“We also come into contact with people with dementia and their families a lot with our job.”

To show your support for the team you can still donate to The Alzheimer’s Society here.

Abseil team   Karen abseil

In Somerset, officers from the Mendip Neighbourhood team have been delivering sessions across the area to raise awareness of dementia and how communities can become more ‘dementia friendly’.

In November, members of the team became Dementia Friends Champions after taking part in a course run by The Alzheimer’s Society. This equipped them with the knowledge to better support those affected by dementia but also to deliver information sessions to recruit more Dementia Friends.

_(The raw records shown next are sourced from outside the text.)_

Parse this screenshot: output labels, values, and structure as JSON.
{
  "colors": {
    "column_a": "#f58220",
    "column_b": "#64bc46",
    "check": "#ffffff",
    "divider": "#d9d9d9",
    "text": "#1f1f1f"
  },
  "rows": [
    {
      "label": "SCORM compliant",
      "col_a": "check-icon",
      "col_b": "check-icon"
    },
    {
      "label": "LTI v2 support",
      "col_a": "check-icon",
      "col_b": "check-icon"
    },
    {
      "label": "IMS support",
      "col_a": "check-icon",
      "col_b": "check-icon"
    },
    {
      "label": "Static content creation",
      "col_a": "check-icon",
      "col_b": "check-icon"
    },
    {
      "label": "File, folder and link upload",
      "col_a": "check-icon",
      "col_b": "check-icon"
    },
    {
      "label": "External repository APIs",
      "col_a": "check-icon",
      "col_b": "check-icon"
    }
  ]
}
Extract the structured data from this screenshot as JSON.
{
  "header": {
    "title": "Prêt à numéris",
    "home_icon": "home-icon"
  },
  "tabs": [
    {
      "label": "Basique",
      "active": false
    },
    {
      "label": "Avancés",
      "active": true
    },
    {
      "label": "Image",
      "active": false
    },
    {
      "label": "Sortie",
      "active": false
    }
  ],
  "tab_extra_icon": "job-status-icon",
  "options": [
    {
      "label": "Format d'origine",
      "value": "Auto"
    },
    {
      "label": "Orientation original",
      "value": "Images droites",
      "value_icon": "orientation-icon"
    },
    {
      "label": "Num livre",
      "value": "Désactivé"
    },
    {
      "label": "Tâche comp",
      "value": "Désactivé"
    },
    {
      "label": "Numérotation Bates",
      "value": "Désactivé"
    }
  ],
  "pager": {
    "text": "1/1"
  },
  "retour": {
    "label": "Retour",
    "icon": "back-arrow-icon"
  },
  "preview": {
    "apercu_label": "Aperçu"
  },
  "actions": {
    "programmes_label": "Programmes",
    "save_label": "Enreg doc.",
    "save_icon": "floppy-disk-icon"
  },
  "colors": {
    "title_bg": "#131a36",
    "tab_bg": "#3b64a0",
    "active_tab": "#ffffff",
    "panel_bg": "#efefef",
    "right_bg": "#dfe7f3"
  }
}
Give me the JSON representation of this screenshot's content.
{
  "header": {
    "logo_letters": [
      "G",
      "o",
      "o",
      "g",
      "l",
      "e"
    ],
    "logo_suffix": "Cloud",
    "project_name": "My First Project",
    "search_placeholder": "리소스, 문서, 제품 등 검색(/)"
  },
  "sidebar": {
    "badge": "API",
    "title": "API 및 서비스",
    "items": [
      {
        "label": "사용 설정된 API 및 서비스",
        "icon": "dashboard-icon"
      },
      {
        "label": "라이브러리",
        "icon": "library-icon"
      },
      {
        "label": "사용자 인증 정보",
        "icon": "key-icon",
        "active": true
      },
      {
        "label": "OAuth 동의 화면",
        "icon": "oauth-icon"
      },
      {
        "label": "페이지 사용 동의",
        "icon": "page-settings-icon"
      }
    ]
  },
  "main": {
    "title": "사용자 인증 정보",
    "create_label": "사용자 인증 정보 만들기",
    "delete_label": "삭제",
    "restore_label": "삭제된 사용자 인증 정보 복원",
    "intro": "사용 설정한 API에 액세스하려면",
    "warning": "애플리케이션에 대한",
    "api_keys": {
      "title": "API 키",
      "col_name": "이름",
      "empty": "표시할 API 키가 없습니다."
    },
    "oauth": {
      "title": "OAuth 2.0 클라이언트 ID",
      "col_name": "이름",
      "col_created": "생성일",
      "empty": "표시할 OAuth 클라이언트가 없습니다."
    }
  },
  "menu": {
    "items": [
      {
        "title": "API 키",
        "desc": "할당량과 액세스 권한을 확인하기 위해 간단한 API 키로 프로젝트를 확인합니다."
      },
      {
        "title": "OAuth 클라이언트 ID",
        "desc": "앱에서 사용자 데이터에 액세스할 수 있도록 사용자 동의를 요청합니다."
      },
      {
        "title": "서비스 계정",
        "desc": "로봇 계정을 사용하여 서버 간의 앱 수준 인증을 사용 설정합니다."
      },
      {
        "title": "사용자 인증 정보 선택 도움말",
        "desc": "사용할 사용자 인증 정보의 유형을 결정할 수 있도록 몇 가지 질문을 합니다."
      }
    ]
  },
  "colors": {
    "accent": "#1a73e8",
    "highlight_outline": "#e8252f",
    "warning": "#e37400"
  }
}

Inspector Mark Nicholson said: “Being a Dementia Friend is about taking little actions such as to behave patiently with someone showing signs of dementia, spending more time with a relative affected by dementia, fundraising or generally raising awareness.

“Since being a champion I have conducted eight sessions across Mendip with community groups such as Neighbourhood Watch and parish councils, making 160 people more aware.

“Wells City is also in the process of becoming a Dementia Friendly City. Being the Neighbourhood Manager has meant I have been able to assist with this.

“It is an aspect of my work I find both meaningful and fulfilling while also allowing the public to see the organisation from a different angle.” 

Police cadets in Portishead have also been learning about dementia this week during a session with PCSO Caroline Harris. This was aimed at educating them about how dementia can affect a person, their behaviour and also their loved ones. It has also resulted in 20 new Dementia Friends being recruited. 

To learn more about dementia, how to become a Dementia Friend and also about the support available to those affected take a look at The Alzheimer’s Society website.

Dementia facts

  • Dementia doesn’t just affect older people – over 40,000 younger people in the UK have early-onset or young-onset dementia. 
  • About 850,000 people in the UK have dementia. 
  • One in 14 people over 65 – and one in six people over 80, has dementia. 
  • Dementia is more common among women than men.